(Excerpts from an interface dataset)
*** Block opens ***
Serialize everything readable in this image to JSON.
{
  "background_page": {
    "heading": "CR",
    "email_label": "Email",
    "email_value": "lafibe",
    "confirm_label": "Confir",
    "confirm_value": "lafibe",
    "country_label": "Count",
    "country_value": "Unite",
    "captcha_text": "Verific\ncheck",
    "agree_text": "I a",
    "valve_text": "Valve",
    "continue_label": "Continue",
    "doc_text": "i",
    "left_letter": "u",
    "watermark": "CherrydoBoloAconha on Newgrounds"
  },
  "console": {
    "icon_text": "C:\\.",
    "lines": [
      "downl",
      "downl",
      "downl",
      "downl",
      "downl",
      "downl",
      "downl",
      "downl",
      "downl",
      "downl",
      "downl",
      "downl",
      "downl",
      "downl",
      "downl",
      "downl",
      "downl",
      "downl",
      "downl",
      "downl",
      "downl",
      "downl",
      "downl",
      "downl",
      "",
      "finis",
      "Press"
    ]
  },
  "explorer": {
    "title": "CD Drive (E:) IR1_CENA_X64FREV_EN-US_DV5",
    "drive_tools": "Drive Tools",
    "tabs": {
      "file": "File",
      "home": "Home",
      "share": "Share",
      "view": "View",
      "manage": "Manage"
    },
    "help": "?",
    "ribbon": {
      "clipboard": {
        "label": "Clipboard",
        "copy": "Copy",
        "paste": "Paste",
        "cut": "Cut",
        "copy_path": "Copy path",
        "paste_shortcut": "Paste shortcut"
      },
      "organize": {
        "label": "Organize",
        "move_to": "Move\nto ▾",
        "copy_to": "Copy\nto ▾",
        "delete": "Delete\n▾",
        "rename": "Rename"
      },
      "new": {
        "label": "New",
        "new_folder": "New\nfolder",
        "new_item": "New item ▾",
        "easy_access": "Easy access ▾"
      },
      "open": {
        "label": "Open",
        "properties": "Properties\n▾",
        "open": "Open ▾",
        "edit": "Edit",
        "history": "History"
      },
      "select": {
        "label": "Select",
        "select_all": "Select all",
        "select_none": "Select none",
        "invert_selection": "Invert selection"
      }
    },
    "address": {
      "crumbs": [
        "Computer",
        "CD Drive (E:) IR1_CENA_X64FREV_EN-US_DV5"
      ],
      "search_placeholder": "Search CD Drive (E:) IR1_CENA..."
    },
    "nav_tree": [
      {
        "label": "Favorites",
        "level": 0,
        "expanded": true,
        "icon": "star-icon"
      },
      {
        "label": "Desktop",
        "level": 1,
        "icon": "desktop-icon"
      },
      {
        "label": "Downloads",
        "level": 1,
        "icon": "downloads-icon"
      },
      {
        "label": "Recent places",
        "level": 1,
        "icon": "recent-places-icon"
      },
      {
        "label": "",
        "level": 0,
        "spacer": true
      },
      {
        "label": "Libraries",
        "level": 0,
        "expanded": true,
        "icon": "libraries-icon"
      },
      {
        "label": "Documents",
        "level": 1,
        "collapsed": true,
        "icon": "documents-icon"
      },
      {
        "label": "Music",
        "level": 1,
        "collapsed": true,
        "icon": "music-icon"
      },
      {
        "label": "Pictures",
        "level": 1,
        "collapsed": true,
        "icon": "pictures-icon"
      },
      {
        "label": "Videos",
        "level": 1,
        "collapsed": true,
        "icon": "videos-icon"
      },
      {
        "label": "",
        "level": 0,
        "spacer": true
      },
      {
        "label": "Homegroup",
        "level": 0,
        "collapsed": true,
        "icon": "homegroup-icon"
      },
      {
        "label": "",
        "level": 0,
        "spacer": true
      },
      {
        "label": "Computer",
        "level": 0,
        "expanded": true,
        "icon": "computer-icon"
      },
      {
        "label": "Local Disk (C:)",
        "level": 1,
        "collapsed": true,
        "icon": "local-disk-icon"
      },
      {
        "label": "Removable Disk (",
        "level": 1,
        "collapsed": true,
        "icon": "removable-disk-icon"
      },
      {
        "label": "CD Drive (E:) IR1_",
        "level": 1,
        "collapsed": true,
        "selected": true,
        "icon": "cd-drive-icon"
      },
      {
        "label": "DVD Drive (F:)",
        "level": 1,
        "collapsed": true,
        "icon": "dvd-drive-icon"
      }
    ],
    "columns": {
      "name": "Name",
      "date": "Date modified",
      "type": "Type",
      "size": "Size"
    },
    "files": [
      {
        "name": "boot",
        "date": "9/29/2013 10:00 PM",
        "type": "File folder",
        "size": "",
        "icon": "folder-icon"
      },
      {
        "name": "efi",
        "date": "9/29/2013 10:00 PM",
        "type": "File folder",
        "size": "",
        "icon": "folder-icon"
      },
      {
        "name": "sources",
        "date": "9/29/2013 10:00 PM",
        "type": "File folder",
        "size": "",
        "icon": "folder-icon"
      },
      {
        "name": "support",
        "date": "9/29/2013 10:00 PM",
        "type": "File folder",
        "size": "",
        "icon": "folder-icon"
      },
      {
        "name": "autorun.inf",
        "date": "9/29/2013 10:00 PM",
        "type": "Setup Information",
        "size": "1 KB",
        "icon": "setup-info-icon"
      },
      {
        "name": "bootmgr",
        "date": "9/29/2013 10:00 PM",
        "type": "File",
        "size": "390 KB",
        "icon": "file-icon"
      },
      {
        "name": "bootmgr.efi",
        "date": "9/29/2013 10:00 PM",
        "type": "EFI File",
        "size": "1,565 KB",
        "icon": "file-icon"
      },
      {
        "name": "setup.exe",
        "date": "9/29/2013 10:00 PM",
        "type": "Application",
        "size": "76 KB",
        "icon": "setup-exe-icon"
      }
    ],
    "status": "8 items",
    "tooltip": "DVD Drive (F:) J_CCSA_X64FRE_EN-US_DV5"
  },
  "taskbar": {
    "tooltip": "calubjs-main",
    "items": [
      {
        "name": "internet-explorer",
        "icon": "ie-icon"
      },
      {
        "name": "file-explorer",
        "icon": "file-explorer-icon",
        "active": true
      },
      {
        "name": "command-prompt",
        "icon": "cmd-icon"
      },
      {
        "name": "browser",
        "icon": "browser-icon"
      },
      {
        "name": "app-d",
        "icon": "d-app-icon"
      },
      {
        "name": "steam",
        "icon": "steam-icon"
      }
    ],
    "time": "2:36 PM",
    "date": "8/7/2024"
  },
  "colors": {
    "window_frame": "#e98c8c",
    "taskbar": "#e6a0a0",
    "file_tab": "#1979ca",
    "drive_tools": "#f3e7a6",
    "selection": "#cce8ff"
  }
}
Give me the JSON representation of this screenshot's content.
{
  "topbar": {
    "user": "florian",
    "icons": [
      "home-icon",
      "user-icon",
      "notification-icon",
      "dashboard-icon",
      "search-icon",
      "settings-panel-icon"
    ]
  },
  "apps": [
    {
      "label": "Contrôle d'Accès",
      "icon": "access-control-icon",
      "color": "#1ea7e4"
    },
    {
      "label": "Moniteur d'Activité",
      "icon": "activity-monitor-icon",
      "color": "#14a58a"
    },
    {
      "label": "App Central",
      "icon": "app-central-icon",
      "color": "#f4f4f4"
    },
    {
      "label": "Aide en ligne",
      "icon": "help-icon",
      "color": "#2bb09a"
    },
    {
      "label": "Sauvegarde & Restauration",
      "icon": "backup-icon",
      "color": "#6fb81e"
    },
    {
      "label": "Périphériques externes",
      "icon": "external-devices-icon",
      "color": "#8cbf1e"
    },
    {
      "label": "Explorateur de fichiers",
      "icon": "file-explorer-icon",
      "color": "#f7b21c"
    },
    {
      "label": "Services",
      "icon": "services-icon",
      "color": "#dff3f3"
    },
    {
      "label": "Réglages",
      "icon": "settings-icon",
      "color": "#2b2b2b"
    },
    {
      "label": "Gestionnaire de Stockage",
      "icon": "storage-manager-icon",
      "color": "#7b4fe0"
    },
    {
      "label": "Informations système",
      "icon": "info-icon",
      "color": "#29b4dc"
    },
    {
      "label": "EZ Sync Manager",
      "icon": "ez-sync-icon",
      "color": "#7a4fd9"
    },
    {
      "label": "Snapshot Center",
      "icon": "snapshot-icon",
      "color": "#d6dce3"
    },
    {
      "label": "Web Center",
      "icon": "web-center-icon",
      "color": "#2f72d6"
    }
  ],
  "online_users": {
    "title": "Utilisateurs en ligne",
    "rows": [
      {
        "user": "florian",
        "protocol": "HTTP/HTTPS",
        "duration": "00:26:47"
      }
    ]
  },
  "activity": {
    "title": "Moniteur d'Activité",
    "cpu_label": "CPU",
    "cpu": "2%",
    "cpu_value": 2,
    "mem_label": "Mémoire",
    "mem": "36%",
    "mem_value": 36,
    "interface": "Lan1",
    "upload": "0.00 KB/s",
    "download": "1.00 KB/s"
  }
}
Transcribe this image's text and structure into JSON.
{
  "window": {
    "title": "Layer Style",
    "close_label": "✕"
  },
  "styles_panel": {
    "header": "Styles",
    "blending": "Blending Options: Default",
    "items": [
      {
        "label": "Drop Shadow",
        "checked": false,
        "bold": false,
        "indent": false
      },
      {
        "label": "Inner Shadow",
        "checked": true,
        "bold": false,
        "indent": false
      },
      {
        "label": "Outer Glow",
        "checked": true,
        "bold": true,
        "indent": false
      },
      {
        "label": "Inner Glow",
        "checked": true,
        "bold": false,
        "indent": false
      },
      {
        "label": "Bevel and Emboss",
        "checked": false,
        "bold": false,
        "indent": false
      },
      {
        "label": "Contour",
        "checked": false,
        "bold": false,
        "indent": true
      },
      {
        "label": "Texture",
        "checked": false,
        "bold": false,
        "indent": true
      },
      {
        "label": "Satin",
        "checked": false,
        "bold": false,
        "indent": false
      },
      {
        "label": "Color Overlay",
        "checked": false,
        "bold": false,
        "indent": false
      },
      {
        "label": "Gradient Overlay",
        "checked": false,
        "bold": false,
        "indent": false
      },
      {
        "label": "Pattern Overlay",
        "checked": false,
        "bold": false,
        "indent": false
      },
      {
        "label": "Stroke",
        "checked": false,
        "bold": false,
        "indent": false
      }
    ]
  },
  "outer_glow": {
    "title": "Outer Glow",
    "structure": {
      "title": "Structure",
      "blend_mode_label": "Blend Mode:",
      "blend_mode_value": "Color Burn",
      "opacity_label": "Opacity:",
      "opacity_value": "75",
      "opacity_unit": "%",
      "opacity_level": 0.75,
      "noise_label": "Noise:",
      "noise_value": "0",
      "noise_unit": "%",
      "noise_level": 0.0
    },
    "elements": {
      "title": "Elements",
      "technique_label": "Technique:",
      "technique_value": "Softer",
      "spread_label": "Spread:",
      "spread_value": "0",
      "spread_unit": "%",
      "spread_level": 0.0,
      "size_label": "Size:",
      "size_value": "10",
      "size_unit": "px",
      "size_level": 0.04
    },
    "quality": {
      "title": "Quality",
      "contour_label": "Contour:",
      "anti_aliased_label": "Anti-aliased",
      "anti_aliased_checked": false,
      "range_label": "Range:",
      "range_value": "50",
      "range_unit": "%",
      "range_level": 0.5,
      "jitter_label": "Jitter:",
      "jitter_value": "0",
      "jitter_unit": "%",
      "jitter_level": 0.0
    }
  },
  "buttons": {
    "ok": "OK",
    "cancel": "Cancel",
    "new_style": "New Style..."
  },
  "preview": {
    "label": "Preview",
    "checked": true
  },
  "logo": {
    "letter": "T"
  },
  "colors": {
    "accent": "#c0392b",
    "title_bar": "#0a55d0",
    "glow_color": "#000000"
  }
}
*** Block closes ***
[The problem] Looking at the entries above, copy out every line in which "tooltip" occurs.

[The answer]
    "tooltip": "DVD Drive (F:) J_CCSA_X64FRE_EN-US_DV5"
    "tooltip": "calubjs-main",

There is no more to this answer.